To many young attorneys, becoming an equity partner shows a firm's long-term commitment, meaning job security and a voice in important firm matters. However, the industry has changed and nowadays it may not be better to enter a new firm as an equity partner, says Jeffrey Liebster of Major Lindsey & Africa.
By their nature, multidistrict pretrial proceedings will not be in the home district of all parties. The MDL transfer process necessarily centralizes actions from around the country into a single forum. The linchpin for the panel is balancing competing factors and determining whether transfer best serves the convenience of parties and witnesses, says Alan Rothman of Arnold & Porter.
In the years to come, many companies in the energy sector likely will find themselves named as defendants in climate change lawsuits, and a number of those companies simply will not survive the litigation. Companies that prepare in advance for such actions are more likely to weather the attacks on their business, says Jack Luellen of Dickie McCamey & Chilcote PC.
In his new book, "Without Precedent: Chief Justice John Marshall and His Times," professor Joel Richard Paul ably explains more than a dozen of Marshall’s most significant opinions, which comes as no surprise. What is a surprise — a pleasant one — is the book's readability, says Judge Thomas Hardiman of the Third Circuit.
One piece of “bad” evidence can sink a client at trial. This article addresses some of the bad evidence that we — Uber’s counsel — encountered in the Waymo v. Uber trade secrets battle and explains how that evidence was neutralized in front of the court and at trial, say Arturo González and Esther Kim Chang of Morrison & Foerster LLP.
Hardly a moment passes without another shot fired in the many high-profile fights between the U.S. and China over trade, intellectual property and antitrust. In this area, there is a problem and solution too often overlooked by commentators and business leaders, says Scott Kieff, a principal at McKool Smith PC and former commissioner at the U.S. International Trade Commission.

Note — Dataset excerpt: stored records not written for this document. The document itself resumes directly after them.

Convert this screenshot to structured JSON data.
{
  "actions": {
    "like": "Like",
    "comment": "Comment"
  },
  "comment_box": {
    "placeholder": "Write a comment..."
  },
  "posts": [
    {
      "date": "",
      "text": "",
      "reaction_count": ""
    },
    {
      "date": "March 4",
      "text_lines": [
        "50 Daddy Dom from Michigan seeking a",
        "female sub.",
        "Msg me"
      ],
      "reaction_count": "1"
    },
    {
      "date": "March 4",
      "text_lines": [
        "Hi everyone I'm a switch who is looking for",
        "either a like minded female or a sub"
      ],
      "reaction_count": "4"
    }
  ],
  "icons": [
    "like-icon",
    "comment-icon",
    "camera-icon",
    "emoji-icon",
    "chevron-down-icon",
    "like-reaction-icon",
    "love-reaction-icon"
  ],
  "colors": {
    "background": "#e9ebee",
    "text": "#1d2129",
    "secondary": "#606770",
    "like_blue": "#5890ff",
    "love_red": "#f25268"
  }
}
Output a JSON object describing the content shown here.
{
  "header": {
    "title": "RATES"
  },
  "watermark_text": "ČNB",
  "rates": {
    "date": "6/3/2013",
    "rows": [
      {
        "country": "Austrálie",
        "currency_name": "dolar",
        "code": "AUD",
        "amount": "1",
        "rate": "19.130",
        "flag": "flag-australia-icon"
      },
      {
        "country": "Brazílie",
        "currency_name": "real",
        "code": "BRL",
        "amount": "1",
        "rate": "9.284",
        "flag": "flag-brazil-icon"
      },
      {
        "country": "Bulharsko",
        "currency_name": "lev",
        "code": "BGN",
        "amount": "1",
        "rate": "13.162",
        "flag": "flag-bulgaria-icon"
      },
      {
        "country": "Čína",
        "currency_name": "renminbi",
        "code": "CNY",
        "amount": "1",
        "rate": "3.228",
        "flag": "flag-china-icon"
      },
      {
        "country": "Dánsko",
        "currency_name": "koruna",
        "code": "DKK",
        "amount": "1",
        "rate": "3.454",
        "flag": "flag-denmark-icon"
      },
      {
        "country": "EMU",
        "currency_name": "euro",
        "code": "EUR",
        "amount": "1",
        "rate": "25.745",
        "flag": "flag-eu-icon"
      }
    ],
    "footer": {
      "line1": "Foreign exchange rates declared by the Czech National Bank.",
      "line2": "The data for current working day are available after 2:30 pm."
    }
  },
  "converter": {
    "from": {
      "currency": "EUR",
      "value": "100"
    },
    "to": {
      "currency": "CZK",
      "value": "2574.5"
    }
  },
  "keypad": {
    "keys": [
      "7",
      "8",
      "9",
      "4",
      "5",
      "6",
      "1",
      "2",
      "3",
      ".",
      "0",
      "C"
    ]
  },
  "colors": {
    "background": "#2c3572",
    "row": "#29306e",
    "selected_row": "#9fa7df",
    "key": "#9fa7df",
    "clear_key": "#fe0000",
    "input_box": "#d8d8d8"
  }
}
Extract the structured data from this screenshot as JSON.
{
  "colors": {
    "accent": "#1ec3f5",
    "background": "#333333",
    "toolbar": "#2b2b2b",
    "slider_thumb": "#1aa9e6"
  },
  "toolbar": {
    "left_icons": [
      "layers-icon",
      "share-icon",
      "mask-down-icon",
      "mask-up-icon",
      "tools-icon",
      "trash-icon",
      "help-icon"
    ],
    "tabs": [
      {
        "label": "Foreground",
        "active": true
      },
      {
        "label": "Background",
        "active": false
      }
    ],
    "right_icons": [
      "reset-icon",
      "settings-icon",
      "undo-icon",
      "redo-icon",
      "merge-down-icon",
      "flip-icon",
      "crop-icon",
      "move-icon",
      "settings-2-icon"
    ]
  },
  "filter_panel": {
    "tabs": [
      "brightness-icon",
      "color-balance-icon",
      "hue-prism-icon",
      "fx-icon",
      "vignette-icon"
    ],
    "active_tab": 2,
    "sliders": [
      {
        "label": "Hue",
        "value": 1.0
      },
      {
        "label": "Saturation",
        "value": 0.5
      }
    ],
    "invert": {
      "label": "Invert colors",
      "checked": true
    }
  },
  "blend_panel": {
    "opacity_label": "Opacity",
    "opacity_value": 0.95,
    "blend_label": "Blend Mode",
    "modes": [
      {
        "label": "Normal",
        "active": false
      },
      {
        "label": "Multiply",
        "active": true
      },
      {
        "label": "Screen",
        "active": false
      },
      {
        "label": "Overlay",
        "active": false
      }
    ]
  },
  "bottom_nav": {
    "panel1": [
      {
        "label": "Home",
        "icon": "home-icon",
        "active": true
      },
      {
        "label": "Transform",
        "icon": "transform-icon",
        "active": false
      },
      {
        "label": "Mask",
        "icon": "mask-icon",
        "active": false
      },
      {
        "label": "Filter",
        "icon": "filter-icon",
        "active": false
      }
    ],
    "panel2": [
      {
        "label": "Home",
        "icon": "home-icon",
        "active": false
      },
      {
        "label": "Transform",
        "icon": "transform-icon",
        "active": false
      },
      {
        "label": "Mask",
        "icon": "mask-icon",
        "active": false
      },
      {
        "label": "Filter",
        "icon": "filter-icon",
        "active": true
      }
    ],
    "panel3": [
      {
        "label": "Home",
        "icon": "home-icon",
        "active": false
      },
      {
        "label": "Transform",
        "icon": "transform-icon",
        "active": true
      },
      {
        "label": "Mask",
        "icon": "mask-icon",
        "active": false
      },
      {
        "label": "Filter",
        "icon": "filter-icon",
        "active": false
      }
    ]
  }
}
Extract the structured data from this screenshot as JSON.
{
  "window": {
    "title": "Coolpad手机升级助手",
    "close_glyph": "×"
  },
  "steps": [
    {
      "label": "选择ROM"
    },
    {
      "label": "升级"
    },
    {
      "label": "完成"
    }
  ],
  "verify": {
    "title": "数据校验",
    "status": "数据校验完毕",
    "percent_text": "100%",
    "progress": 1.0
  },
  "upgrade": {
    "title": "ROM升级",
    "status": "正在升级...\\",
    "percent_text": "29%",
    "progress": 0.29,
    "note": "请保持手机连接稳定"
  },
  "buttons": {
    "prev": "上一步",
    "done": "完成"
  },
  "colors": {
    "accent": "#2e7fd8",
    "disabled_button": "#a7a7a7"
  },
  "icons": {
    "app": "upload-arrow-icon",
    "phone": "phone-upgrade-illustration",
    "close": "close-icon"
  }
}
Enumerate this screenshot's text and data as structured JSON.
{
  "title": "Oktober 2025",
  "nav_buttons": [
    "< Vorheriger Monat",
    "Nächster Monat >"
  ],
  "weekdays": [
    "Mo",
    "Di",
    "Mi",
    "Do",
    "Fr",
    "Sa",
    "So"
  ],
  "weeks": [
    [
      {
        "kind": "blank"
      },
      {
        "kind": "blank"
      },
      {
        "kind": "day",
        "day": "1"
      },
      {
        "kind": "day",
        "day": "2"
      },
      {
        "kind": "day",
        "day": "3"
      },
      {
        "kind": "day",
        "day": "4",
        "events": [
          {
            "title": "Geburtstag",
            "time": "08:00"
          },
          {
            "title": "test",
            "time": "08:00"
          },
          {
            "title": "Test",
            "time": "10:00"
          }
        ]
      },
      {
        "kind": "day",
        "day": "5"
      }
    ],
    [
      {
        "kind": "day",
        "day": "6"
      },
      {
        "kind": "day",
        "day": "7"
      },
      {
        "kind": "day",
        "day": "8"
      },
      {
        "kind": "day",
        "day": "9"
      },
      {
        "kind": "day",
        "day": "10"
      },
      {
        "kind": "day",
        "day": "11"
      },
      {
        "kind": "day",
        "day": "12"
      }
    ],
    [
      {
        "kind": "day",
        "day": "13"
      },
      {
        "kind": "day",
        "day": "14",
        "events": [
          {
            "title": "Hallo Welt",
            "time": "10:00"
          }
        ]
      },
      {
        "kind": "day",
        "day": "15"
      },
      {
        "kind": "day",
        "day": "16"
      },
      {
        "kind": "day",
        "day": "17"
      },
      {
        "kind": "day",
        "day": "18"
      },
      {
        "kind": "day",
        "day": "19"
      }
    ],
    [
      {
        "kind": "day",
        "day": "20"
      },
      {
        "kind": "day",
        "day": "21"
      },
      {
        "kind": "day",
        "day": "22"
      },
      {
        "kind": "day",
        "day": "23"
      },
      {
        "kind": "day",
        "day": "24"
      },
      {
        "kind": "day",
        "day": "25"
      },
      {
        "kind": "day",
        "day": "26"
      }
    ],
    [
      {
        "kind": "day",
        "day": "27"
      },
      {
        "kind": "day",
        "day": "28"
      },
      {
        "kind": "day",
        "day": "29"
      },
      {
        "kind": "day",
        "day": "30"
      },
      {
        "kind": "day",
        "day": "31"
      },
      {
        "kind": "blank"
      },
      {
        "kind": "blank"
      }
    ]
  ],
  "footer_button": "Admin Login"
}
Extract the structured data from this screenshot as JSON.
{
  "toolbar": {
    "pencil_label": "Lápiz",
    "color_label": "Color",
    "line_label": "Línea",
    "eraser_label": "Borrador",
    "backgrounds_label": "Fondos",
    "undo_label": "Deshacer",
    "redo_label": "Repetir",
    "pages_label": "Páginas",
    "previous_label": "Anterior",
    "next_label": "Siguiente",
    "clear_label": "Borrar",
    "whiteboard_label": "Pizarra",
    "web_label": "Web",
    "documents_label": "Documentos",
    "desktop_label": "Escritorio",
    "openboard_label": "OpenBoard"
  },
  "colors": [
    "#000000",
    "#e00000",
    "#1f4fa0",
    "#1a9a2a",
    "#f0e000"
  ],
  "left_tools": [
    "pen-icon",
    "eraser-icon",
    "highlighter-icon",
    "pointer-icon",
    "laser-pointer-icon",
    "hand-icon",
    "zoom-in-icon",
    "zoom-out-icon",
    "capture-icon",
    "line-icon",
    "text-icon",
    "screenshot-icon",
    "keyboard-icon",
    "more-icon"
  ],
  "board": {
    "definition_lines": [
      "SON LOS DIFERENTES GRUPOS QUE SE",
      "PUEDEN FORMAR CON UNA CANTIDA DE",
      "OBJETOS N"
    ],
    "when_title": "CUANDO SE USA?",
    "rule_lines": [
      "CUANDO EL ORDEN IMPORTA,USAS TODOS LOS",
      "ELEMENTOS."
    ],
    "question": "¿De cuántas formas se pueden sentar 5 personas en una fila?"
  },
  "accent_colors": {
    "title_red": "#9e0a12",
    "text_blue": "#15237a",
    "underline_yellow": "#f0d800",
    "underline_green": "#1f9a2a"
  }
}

For law firms structured as corporations, a lower maximum corporate tax rate and repeal of the corporate alternative minimum tax are good news. But many law firms are pass-through entities, so deduction limitations mean they'll see less benefit from the new tax law, says Evan Morgan of CPA and advisory firm Kaufman Rossin PA.